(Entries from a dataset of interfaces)
Start of Block
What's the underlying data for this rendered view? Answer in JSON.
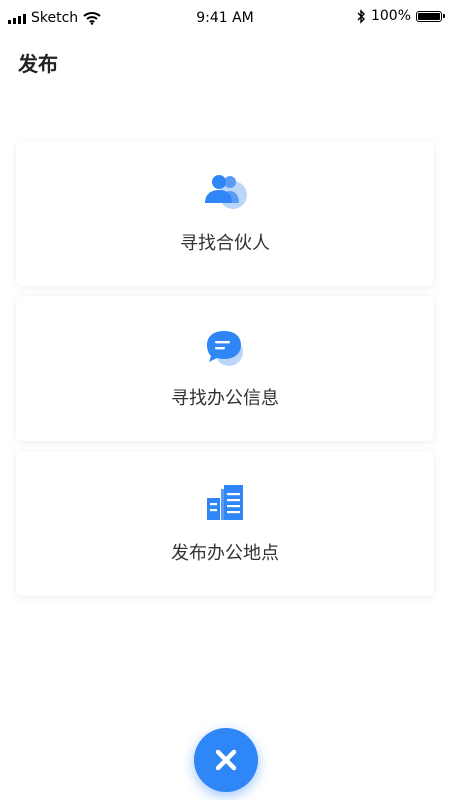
{
  "status_bar": {
    "carrier": "Sketch",
    "time": "9:41 AM",
    "battery": "100%",
    "battery_level": 1.0
  },
  "header": {
    "title": "发布"
  },
  "options": [
    {
      "label": "寻找合伙人",
      "icon": "partners-icon"
    },
    {
      "label": "寻找办公信息",
      "icon": "chat-icon"
    },
    {
      "label": "发布办公地点",
      "icon": "buildings-icon"
    }
  ],
  "close_button": {
    "icon": "close-icon"
  },
  "colors": {
    "accent": "#2f86f6",
    "icon_light": "#8fb9f5"
  }
}
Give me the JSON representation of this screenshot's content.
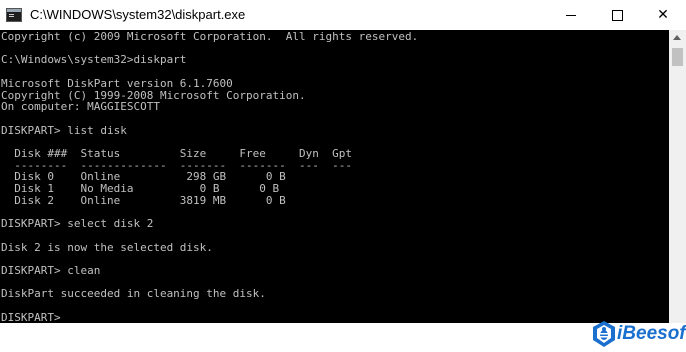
{
  "window": {
    "title": "C:\\WINDOWS\\system32\\diskpart.exe",
    "minimize_glyph": "minimize-icon",
    "maximize_glyph": "maximize-icon",
    "close_glyph": "✕"
  },
  "console": {
    "text": "Copyright (c) 2009 Microsoft Corporation.  All rights reserved.\n\nC:\\Windows\\system32>diskpart\n\nMicrosoft DiskPart version 6.1.7600\nCopyright (C) 1999-2008 Microsoft Corporation.\nOn computer: MAGGIESCOTT\n\nDISKPART> list disk\n\n  Disk ###  Status         Size     Free     Dyn  Gpt\n  --------  -------------  -------  -------  ---  ---\n  Disk 0    Online          298 GB      0 B\n  Disk 1    No Media          0 B      0 B\n  Disk 2    Online         3819 MB      0 B\n\nDISKPART> select disk 2\n\nDisk 2 is now the selected disk.\n\nDISKPART> clean\n\nDiskPart succeeded in cleaning the disk.\n\nDISKPART> "
  },
  "watermark": {
    "text": "iBeesoft",
    "color": "#1a6fcf"
  },
  "colors": {
    "console_bg": "#000000",
    "console_fg": "#c0c0c0",
    "titlebar_bg": "#ffffff"
  }
}
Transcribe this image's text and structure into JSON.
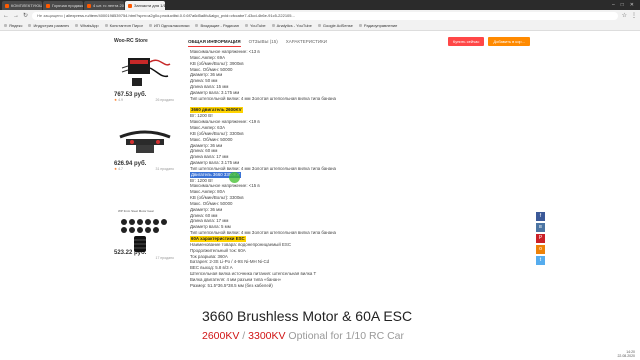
{
  "browser": {
    "tabs": [
      {
        "label": "КОМПЛЕКТУЮЩИЕ — Радиоупр",
        "active": false
      },
      {
        "label": "Горячая продажа WP 3CE води",
        "active": false
      },
      {
        "label": "4 шт. rc лента 20 кг DS3218 ко",
        "active": false
      },
      {
        "label": "Запчасти для 1/10 автомобилей",
        "active": true
      }
    ],
    "url_security": "Не защищено",
    "url": "aliexpress.ru/item/4000198539754.html?spm=a2g0o.productlist.0.0.6f7a6d5a8fc&algo_pvid=cfccabe7-43cd-4b6e-91c5-222105...",
    "bookmarks": [
      "Яндекс",
      "Индустрия развлеч",
      "WhatsApp",
      "Константин Пирог",
      "ИП Одноклассники",
      "Входящие - Радиоап",
      "YouTube",
      "Analytics - YouTube",
      "Google AdSense",
      "Радиоуправление"
    ]
  },
  "sidebar": {
    "store": "Woo-RC Store",
    "products": [
      {
        "price": "767.53 руб.",
        "rating": "4.9",
        "orders": "26 продано"
      },
      {
        "price": "626.94 руб.",
        "rating": "4.7",
        "orders": "31 продано"
      },
      {
        "price": "523.22 руб.",
        "rating": "",
        "orders": "17 продано"
      },
      {
        "price": "",
        "rating": "",
        "orders": ""
      }
    ],
    "third_image_caption": "WP 3mm Steel Motor Gear"
  },
  "product_tabs": [
    "ОБЩАЯ ИНФОРМАЦИЯ",
    "ОТЗЫВЫ (15)",
    "ХАРАКТЕРИСТИКИ"
  ],
  "buttons": {
    "buy": "Купить сейчас",
    "cart": "Добавить в кор..."
  },
  "content": {
    "lines": [
      {
        "text": "Максимальное напряжение: <13 в",
        "style": "normal"
      },
      {
        "text": "Макс.Ампер: 69A",
        "style": "normal"
      },
      {
        "text": "KB (об/мин/Вольт): 3900кв",
        "style": "normal"
      },
      {
        "text": "Макс. Об/мин: 50000",
        "style": "normal"
      },
      {
        "text": "Диаметр: 36 мм",
        "style": "normal"
      },
      {
        "text": "Длина: 50 мм",
        "style": "normal"
      },
      {
        "text": "Длина вала: 15 мм",
        "style": "normal"
      },
      {
        "text": "Диаметр вала: 3.175 мм",
        "style": "normal"
      },
      {
        "text": "Тип штепсельной вилки: 4 мм Золотая штепсельная вилка типа банана",
        "style": "normal"
      },
      {
        "text": "",
        "style": "normal"
      },
      {
        "text": "3660 двигатель 2600KV",
        "style": "hl"
      },
      {
        "text": "Вт: 1200 Вт",
        "style": "normal"
      },
      {
        "text": "Максимальное напряжение: <19 в",
        "style": "normal"
      },
      {
        "text": "Макс.Ампер: 63A",
        "style": "normal"
      },
      {
        "text": "KB (об/мин/Вольт): 3300кв",
        "style": "normal"
      },
      {
        "text": "Макс. Об/мин: 50000",
        "style": "normal"
      },
      {
        "text": "Диаметр: 36 мм",
        "style": "normal"
      },
      {
        "text": "Длина: 60 мм",
        "style": "normal"
      },
      {
        "text": "Длина вала: 17 мм",
        "style": "normal"
      },
      {
        "text": "Диаметр вала: 3.175 мм",
        "style": "normal"
      },
      {
        "text": "Тип штепсельной вилки: 4 мм Золотая штепсельная вилка типа банана",
        "style": "normal"
      },
      {
        "text": "Двигатель 3660 3300KV",
        "style": "sel"
      },
      {
        "text": "Вт: 1200 Вт",
        "style": "normal"
      },
      {
        "text": "Максимальное напряжение: <15 в",
        "style": "normal"
      },
      {
        "text": "Макс.Ампер: 80A",
        "style": "normal"
      },
      {
        "text": "KB (об/мин/Вольт): 3300кв",
        "style": "normal"
      },
      {
        "text": "Макс. Об/мин: 50000",
        "style": "normal"
      },
      {
        "text": "Диаметр: 36 мм",
        "style": "normal"
      },
      {
        "text": "Длина: 60 мм",
        "style": "normal"
      },
      {
        "text": "Длина вала: 17 мм",
        "style": "normal"
      },
      {
        "text": "Диаметр вала: 5 мм",
        "style": "normal"
      },
      {
        "text": "Тип штепсельной вилки: 4 мм Золотая штепсельная вилка типа банана",
        "style": "normal"
      },
      {
        "text": "60A характеристики ESC",
        "style": "hl"
      },
      {
        "text": "Наименование товара: водонепроницаемый ESC",
        "style": "normal"
      },
      {
        "text": "Продолжительный ток: 60A",
        "style": "normal"
      },
      {
        "text": "Ток разрыва: 360A",
        "style": "normal"
      },
      {
        "text": "Батарея: 2-3S Li-Po / 4-9S Ni-MH Ni-Cd",
        "style": "normal"
      },
      {
        "text": "BEC выход: 5.8 в/3 А",
        "style": "normal"
      },
      {
        "text": "Штепсельная вилка источника питания: штепсельная вилка T",
        "style": "normal"
      },
      {
        "text": "Вилка двигателя: 4 мм разъем типа «банан»",
        "style": "normal"
      },
      {
        "text": "Размер: 51.5*36.5*38.5 мм (без кабелей)",
        "style": "normal"
      }
    ]
  },
  "overlay": {
    "title": "3660 Brushless Motor & 60A ESC",
    "kv1": "2600KV",
    "sep": " / ",
    "kv2": "3300KV",
    "tail": "  Optional for 1/10 RC Car"
  },
  "clock": {
    "time": "14:20",
    "date": "22.08.2020"
  },
  "colors": {
    "accent": "#ff4747",
    "highlight": "#ffd400",
    "selection": "#3b73d6",
    "overlay_red": "#d01414"
  }
}
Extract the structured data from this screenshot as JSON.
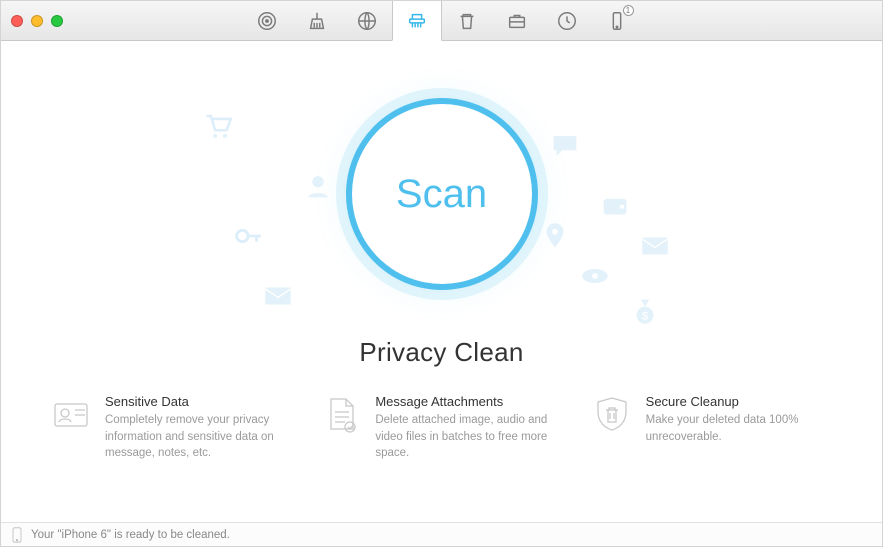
{
  "toolbar": {
    "tabs": [
      "target",
      "clean",
      "globe",
      "privacy",
      "trash",
      "toolbox",
      "restore",
      "device"
    ],
    "active_index": 3,
    "device_badge": "1"
  },
  "scan": {
    "button_label": "Scan"
  },
  "heading": "Privacy Clean",
  "features": [
    {
      "title": "Sensitive Data",
      "desc": "Completely remove your privacy information and sensitive data on message, notes, etc."
    },
    {
      "title": "Message Attachments",
      "desc": "Delete attached image, audio and video files in batches to free more space."
    },
    {
      "title": "Secure Cleanup",
      "desc": "Make your deleted data 100% unrecoverable."
    }
  ],
  "status": {
    "message": "Your \"iPhone 6\" is ready to be cleaned."
  }
}
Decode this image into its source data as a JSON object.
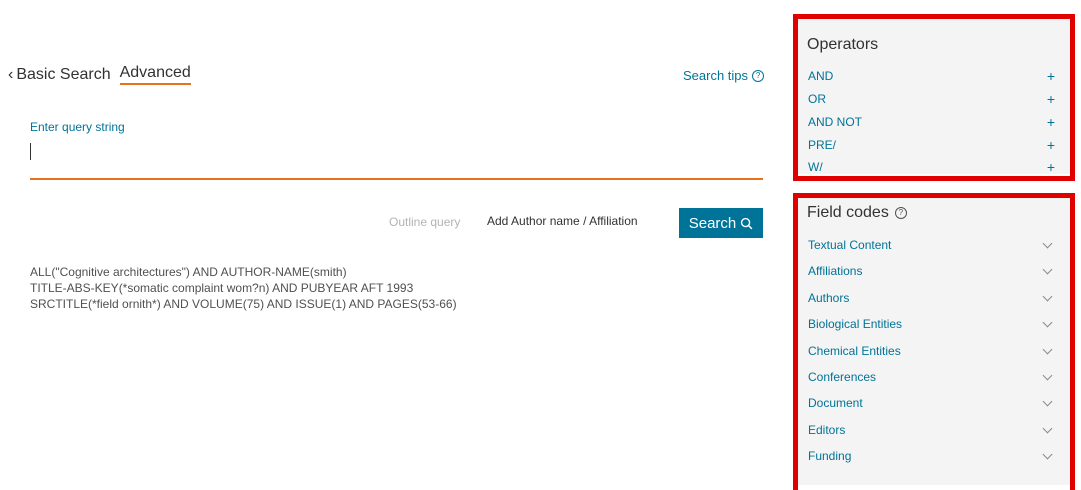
{
  "tabs": {
    "basic_label": "Basic Search",
    "advanced_label": "Advanced"
  },
  "search_tips": "Search tips",
  "query": {
    "label": "Enter query string",
    "value": ""
  },
  "actions": {
    "outline_query": "Outline query",
    "add_author": "Add Author name / Affiliation",
    "search_button": "Search"
  },
  "examples": [
    "ALL(\"Cognitive architectures\") AND AUTHOR-NAME(smith)",
    "TITLE-ABS-KEY(*somatic complaint wom?n) AND PUBYEAR AFT 1993",
    "SRCTITLE(*field ornith*) AND VOLUME(75) AND ISSUE(1) AND PAGES(53-66)"
  ],
  "operators": {
    "title": "Operators",
    "items": [
      "AND",
      "OR",
      "AND NOT",
      "PRE/",
      "W/"
    ]
  },
  "field_codes": {
    "title": "Field codes",
    "items": [
      "Textual Content",
      "Affiliations",
      "Authors",
      "Biological Entities",
      "Chemical Entities",
      "Conferences",
      "Document",
      "Editors",
      "Funding"
    ]
  },
  "icons": {
    "back": "chevron-left-icon",
    "help": "question-circle-icon",
    "search": "magnifier-icon",
    "add": "plus-icon",
    "expand": "chevron-down-icon"
  },
  "colors": {
    "link": "#007398",
    "accent": "#e9711c",
    "highlight": "#e00000",
    "panel": "#f4f4f4"
  }
}
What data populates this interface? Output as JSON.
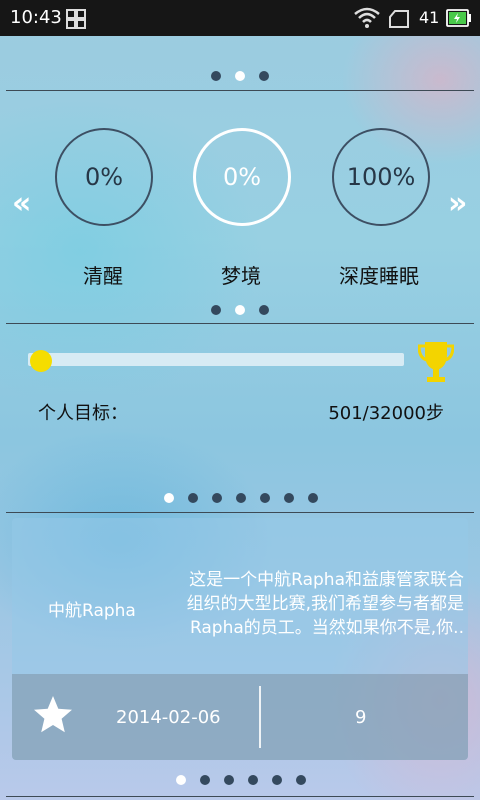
{
  "status_bar": {
    "time": "10:43",
    "battery": "41"
  },
  "sleep": {
    "items": [
      {
        "percent": "0%",
        "label": "清醒"
      },
      {
        "percent": "0%",
        "label": "梦境"
      },
      {
        "percent": "100%",
        "label": "深度睡眠"
      }
    ],
    "prev_arrow": "«",
    "next_arrow": "»"
  },
  "goal": {
    "label": "个人目标：",
    "value": "501/32000步",
    "progress": 0.0157
  },
  "event": {
    "title": "中航Rapha",
    "description_lines": [
      "这是一个中航Rapha和益康管家联合",
      "组织的大型比赛,我们希望参与者都是",
      "Rapha的员工。当然如果你不是,你.."
    ],
    "date": "2014-02-06",
    "count": "9"
  },
  "colors": {
    "accent_yellow": "#f5dd00",
    "battery_green": "#49c94a"
  }
}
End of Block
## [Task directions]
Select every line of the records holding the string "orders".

## [Written solution]
        "orders": "26 продано"
        "orders": "31 продано"
        "orders": "17 продано"
        "orders": ""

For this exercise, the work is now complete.